### Work item
Filter the data for lines with the word "memory" and copy those lines.

Data excerpts
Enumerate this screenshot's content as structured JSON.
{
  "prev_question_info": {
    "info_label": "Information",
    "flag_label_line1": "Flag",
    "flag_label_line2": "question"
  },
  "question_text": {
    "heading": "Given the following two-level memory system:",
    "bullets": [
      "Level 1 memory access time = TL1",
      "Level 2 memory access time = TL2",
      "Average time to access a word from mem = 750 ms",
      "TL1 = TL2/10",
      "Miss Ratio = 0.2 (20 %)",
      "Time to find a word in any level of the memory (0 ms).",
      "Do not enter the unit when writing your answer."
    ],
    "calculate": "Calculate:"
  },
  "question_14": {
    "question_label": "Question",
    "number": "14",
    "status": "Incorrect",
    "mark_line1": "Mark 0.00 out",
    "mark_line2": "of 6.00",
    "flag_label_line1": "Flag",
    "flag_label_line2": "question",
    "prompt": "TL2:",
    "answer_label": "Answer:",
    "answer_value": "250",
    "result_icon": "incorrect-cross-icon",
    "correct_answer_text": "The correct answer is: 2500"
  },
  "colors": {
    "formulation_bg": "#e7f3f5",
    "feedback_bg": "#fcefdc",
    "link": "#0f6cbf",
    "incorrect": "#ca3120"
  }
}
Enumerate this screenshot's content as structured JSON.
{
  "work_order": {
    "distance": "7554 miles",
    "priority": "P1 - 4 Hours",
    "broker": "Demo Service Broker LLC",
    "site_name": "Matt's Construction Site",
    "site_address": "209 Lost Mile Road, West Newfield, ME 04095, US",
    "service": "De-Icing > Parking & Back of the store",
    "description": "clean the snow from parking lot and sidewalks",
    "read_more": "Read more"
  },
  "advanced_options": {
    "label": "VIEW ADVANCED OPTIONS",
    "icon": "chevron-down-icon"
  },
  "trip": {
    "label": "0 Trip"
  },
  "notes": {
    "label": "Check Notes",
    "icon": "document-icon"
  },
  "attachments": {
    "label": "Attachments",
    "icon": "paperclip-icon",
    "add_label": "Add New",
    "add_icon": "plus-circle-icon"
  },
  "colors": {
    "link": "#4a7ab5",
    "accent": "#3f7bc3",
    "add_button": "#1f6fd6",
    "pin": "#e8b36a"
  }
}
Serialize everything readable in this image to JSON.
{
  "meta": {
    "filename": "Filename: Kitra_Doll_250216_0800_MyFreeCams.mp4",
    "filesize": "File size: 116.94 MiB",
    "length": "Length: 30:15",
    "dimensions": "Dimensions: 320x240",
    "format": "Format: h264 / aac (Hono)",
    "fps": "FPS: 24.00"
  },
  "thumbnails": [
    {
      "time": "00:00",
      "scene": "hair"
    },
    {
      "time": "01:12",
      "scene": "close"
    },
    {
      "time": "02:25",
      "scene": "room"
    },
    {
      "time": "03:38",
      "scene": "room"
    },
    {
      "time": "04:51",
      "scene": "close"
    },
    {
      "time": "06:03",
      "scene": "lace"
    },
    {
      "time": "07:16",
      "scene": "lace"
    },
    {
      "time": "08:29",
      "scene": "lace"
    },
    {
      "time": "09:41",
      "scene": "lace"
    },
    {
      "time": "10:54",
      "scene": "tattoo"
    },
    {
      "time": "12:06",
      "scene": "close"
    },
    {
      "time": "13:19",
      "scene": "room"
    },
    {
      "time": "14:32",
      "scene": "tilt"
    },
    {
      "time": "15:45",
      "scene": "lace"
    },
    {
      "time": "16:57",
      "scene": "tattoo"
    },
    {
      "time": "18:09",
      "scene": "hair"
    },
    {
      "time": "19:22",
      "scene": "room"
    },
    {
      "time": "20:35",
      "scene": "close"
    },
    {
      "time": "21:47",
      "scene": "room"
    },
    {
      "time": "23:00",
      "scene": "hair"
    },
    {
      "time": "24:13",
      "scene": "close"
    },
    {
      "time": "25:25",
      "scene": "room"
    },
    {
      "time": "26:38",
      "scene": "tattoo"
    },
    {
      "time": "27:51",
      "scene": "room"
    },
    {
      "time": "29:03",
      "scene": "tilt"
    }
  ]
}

### Final answer
    "heading": "Given the following two-level memory system:",
      "Level 1 memory access time = TL1",
      "Level 2 memory access time = TL2",
      "Time to find a word in any level of the memory (0 ms).",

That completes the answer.